In this talk, we extend this idea to a more general scenario where the exponents are not necessarily discrete.
We investigate the size-reduction strategy for this setting, which also leads us to a specific case of digital filters.
This is joint work with Annie Cuyt and Wen-shin Lee (Antwerp) (Conference Room San Felipe) |

11:00 - 11:30 | Coffee Break (Conference Room San Felipe) |

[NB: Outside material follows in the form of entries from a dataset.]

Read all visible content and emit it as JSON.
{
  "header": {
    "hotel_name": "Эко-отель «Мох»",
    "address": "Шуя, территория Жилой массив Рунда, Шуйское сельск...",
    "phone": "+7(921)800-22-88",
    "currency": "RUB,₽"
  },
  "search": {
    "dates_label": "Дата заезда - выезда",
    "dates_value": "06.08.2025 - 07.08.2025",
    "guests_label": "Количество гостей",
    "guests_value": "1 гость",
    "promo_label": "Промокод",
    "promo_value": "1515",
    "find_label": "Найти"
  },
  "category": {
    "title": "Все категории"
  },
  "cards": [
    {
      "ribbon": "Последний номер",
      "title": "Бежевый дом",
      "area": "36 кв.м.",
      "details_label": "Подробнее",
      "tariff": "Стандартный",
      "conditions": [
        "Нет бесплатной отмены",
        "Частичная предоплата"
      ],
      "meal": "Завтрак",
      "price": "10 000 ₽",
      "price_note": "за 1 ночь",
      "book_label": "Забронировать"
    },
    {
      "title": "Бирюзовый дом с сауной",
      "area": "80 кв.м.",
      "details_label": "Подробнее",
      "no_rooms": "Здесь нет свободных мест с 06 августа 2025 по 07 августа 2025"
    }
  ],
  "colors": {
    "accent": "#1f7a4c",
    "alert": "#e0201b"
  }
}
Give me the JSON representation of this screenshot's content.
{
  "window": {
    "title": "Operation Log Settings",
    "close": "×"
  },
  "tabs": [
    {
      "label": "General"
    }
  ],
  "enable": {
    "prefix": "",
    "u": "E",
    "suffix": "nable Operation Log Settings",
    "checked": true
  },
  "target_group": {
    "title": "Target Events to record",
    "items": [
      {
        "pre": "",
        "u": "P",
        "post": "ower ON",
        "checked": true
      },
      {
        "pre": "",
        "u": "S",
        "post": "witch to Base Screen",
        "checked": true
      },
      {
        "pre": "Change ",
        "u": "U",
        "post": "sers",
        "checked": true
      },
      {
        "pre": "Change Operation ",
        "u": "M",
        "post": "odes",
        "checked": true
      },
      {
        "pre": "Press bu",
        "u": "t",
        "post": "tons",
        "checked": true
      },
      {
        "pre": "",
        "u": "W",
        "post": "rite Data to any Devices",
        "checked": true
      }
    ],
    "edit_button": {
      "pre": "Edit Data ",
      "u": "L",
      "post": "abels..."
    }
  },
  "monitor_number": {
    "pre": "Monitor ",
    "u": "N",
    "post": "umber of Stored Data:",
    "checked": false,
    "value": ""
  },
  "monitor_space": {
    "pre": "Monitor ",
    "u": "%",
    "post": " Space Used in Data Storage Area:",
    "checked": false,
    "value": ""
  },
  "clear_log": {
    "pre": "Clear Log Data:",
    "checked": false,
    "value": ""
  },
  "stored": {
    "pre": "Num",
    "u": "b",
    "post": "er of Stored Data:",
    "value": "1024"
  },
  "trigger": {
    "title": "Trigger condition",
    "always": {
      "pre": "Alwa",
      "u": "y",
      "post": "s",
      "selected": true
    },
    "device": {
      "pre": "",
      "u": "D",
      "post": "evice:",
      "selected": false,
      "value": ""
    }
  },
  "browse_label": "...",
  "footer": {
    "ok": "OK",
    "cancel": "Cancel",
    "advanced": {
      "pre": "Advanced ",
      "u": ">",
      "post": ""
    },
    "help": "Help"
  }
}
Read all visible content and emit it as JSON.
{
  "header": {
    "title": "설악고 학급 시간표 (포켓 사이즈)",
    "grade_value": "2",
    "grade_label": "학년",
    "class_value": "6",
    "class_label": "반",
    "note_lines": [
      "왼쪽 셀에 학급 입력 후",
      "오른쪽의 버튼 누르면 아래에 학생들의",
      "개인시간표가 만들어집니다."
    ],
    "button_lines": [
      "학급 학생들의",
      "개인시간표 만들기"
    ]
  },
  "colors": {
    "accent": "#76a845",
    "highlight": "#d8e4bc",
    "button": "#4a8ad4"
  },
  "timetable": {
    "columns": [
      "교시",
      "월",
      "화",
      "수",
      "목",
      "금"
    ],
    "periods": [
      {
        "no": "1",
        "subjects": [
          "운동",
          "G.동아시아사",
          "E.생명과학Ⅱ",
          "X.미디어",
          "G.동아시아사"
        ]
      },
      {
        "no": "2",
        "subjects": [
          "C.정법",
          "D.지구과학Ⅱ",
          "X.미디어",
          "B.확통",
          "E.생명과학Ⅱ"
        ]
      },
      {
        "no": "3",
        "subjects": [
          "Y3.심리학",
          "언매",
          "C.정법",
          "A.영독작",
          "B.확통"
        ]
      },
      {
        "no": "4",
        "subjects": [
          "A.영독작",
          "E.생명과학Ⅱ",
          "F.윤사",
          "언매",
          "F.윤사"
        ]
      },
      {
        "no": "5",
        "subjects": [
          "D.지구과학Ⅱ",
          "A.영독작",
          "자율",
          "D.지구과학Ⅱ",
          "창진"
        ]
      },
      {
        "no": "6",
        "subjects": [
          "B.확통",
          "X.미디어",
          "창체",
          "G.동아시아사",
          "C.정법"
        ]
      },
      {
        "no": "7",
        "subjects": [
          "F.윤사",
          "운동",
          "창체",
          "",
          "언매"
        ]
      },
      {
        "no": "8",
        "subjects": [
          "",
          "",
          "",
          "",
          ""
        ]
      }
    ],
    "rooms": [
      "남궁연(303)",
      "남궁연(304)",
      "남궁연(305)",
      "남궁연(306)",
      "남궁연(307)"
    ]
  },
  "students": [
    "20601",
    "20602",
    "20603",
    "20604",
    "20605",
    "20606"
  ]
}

11:30 - 12:20 |
Yang Zhang: Approximate GCRDs of Quaternion Polynomials ↓ The study of quaternions, quaternion polynomials and quaternion matrices has a long history back to 1940's, and has recently gained more and more interest in many areas such as quantum mechanics and signal processing.
In this talk, we discuss the computing approximate greatest common right divisors of quaternion polynomials. We explore some properties of Sylvester matrices in quaternion case. The difficult thing is that there are no ``good" definitions of the determinate for matrices over division rings. Base on the singular value decomposition for quaternion matrices, we present algorithms to compute approximate GCRDs for quaternion polynomials. (Conference Room San Felipe) |

12:20 - 12:30 | George Labahn: Closing Remarks (Conference Room San Felipe) |

12:30 - 14:30 | Lunch (Restaurant Hotel Hacienda Los Laureles) |